Josh Shapiro is running unopposed in the Democratic primary so far, while the Republican field is crowded with state senators, business leaders, a former congressman, a former federal prosecutor under Trump and others in what is expected to be a hard-fought 2022 gubernatorial race.
In a campaign kickoff speech in Pittsburgh, Shapiro said Republican gubernatorial candidates are "peddling the Big Lie" that the 2020 presidential election was stolen from Trump and are "doing real damage to our democracy."
"They're passing far-right litmus tests, and they're pandering to the special interests," he said.
RELATED: Pennsylvania Attorney General Josh Shapiro jumps into 2022 governor's race
The Republican Governors Association shot back that Shapiro would continue what it called the "failed policies" of the incumbent governor, Democrat Tom Wolf. It said Wolf's COVID-19 pandemic policies have "endangered Pennsylvania seniors, crushed the economy, and left the Keystone State with an unemployment rate well above the national average."
"It's no wonder Shapiro is the Democrats' hand-picked candidate, who else will carry on the failed policies that have left the commonwealth behind?" the Republicans' statement said.
Wolf is constitutionally barred from seeking a third term.
The state is closely divided between the two major parties and the governor's race is certain to be hard fought, as will the race to fill retiring Republican U.S. Sen. Pat Toomey's seat.

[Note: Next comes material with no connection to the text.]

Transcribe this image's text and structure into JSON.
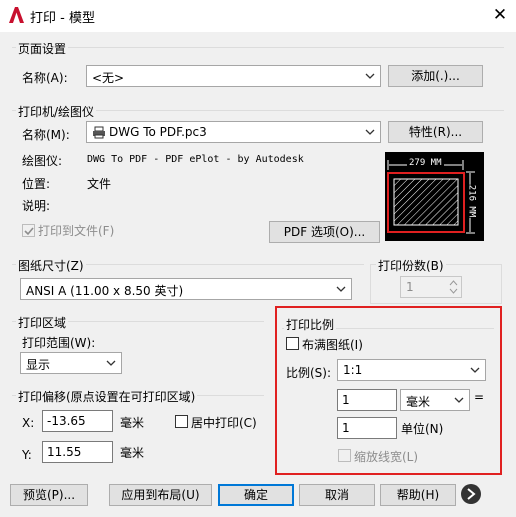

In a campaign video, Shapiro said Republican candidates "want to lead us down a dark path, undermine free and fair elections, strip away voting rights and permanently divide us." The video showed images of the Capitol riot and a newspaper headline about GOP state lawmakers' ongoing "forensic investigation" of last year's presidential election.
In Pittsburgh, Shapiro touted his record as attorney general, highlighting his office's battles with the Trump campaign after the 2020 election and his work to intervene in a dispute between two major health care providers, UMPC and Highmark.
His tenure also produced a groundbreaking grand jury report on child sexual abuse by Roman Catholic clergy, which he said revealed a "conspiracy and coverup that went from dioceses here in Pennsylvania all the way to the Vatican."
Shapiro served as a state representative and chair of the Montgomery County commissioners board before winning election as the state's top prosecutor in 2016 with no law enforcement background and little practical courtroom experience.
Shapiro, 48, was scheduled to hold rally in his native Montgomery County later Wednesday and then embark on a statewide bus tour.